• _ACTIVITY_:
Could you retype every entry below exactly as written?

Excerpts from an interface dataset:

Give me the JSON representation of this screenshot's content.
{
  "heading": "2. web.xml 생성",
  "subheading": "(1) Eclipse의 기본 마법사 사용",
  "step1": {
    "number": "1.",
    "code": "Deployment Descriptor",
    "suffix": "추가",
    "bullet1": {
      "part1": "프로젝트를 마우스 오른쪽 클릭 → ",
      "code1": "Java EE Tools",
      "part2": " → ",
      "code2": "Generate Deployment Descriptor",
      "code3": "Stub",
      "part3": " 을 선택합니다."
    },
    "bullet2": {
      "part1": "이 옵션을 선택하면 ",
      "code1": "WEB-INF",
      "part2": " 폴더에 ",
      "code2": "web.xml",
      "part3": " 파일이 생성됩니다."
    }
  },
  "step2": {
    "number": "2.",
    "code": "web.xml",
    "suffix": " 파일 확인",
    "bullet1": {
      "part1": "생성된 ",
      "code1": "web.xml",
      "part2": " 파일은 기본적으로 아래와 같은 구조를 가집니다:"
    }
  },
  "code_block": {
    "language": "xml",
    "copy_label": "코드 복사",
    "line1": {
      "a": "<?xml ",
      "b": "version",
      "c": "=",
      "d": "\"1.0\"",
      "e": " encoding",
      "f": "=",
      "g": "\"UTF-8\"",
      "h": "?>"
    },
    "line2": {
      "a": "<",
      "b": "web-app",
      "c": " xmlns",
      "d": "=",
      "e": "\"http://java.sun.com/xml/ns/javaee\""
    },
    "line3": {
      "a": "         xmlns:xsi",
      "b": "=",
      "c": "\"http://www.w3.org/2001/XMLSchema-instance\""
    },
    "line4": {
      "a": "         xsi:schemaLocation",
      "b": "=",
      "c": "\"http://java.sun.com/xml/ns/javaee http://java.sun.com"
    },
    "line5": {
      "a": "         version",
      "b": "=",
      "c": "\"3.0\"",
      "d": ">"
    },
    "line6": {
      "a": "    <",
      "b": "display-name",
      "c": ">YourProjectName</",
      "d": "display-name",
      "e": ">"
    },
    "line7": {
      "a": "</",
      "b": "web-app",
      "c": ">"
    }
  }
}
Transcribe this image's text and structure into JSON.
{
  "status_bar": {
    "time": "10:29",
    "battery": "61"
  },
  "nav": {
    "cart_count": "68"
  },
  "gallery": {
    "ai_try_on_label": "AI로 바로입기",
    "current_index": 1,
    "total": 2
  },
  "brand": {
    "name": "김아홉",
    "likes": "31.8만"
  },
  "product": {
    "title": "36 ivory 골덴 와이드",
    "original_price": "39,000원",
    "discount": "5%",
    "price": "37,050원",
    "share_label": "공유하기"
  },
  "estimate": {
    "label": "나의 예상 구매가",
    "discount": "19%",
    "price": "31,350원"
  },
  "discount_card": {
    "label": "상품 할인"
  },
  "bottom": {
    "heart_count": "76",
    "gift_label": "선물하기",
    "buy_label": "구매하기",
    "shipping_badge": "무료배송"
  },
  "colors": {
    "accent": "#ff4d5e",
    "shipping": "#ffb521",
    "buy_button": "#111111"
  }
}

• _ANSWER BOX_:
Give me the JSON representation of this screenshot's content.
{
  "heading": "2. web.xml 생성",
  "subheading": "(1) Eclipse의 기본 마법사 사용",
  "step1": {
    "number": "1.",
    "code": "Deployment Descriptor",
    "suffix": "추가",
    "bullet1": {
      "part1": "프로젝트를 마우스 오른쪽 클릭 → ",
      "code1": "Java EE Tools",
      "part2": " → ",
      "code2": "Generate Deployment Descriptor",
      "code3": "Stub",
      "part3": " 을 선택합니다."
    },
    "bullet2": {
      "part1": "이 옵션을 선택하면 ",
      "code1": "WEB-INF",
      "part2": " 폴더에 ",
      "code2": "web.xml",
      "part3": " 파일이 생성됩니다."
    }
  },
  "step2": {
    "number": "2.",
    "code": "web.xml",
    "suffix": " 파일 확인",
    "bullet1": {
      "part1": "생성된 ",
      "code1": "web.xml",
      "part2": " 파일은 기본적으로 아래와 같은 구조를 가집니다:"
    }
  },
  "code_block": {
    "language": "xml",
    "copy_label": "코드 복사",
    "line1": {
      "a": "<?xml ",
      "b": "version",
      "c": "=",
      "d": "\"1.0\"",
      "e": " encoding",
      "f": "=",
      "g": "\"UTF-8\"",
      "h": "?>"
    },
    "line2": {
      "a": "<",
      "b": "web-app",
      "c": " xmlns",
      "d": "=",
      "e": "\"http://java.sun.com/xml/ns/javaee\""
    },
    "line3": {
      "a": "         xmlns:xsi",
      "b": "=",
      "c": "\"http://www.w3.org/2001/XMLSchema-instance\""
    },
    "line4": {
      "a": "         xsi:schemaLocation",
      "b": "=",
      "c": "\"http://java.sun.com/xml/ns/javaee http://java.sun.com"
    },
    "line5": {
      "a": "         version",
      "b": "=",
      "c": "\"3.0\"",
      "d": ">"
    },
    "line6": {
      "a": "    <",
      "b": "display-name",
      "c": ">YourProjectName</",
      "d": "display-name",
      "e": ">"
    },
    "line7": {
      "a": "</",
      "b": "web-app",
      "c": ">"
    }
  }
}
Transcribe this image's text and structure into JSON.
{
  "status_bar": {
    "time": "10:29",
    "battery": "61"
  },
  "nav": {
    "cart_count": "68"
  },
  "gallery": {
    "ai_try_on_label": "AI로 바로입기",
    "current_index": 1,
    "total": 2
  },
  "brand": {
    "name": "김아홉",
    "likes": "31.8만"
  },
  "product": {
    "title": "36 ivory 골덴 와이드",
    "original_price": "39,000원",
    "discount": "5%",
    "price": "37,050원",
    "share_label": "공유하기"
  },
  "estimate": {
    "label": "나의 예상 구매가",
    "discount": "19%",
    "price": "31,350원"
  },
  "discount_card": {
    "label": "상품 할인"
  },
  "bottom": {
    "heart_count": "76",
    "gift_label": "선물하기",
    "buy_label": "구매하기",
    "shipping_badge": "무료배송"
  },
  "colors": {
    "accent": "#ff4d5e",
    "shipping": "#ffb521",
    "buy_button": "#111111"
  }
}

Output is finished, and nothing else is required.